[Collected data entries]
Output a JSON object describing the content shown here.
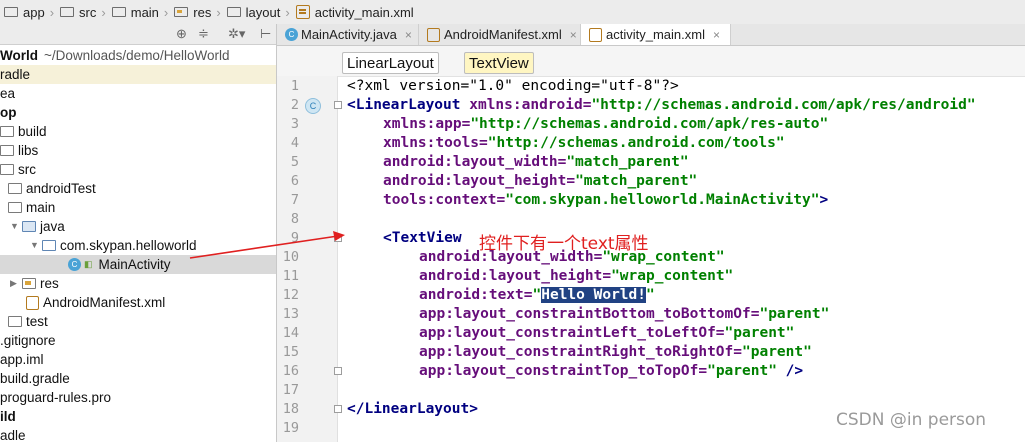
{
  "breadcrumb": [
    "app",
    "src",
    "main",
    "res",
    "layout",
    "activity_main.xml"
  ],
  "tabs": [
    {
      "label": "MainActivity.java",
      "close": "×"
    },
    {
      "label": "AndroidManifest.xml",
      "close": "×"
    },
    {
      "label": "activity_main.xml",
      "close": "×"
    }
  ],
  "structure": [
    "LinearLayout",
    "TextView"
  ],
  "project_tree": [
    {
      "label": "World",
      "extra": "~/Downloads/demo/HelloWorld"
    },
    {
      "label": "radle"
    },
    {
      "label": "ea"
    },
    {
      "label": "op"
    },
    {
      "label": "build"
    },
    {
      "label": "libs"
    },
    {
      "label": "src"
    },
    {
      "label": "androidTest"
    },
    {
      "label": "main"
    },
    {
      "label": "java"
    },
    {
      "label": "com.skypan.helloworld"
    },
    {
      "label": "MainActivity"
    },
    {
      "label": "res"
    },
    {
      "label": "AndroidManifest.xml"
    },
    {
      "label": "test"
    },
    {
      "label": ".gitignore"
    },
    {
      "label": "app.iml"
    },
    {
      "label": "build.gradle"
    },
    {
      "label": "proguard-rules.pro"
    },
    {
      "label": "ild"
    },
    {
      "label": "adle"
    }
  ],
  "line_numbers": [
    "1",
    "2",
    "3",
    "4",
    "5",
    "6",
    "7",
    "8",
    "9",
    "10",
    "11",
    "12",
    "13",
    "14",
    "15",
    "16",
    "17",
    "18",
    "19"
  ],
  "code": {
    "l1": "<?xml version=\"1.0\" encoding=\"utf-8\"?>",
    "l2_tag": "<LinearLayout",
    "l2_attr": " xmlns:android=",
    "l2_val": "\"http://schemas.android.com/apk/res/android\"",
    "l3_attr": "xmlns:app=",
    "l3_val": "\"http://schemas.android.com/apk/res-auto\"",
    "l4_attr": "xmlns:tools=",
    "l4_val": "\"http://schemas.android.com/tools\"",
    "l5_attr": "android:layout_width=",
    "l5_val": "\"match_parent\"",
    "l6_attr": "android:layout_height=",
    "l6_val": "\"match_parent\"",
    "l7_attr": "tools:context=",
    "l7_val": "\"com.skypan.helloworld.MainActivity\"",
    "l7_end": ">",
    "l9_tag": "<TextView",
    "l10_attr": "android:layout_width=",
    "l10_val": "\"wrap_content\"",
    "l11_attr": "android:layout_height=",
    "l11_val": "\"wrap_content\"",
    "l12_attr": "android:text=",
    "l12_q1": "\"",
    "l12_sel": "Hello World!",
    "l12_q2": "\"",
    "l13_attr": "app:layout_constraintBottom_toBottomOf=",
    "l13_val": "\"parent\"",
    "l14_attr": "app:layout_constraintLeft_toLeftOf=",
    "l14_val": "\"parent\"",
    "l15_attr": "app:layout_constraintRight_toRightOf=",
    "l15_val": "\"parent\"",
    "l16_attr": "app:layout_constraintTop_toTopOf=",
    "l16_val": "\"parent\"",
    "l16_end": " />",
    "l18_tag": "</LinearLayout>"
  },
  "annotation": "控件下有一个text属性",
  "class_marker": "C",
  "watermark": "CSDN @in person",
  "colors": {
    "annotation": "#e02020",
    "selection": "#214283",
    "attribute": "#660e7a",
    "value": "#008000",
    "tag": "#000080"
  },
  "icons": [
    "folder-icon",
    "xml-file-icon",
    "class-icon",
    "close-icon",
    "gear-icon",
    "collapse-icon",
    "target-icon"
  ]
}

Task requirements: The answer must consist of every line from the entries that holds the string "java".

Expected answer:
      "label": "MainActivity.java",
      "label": "java"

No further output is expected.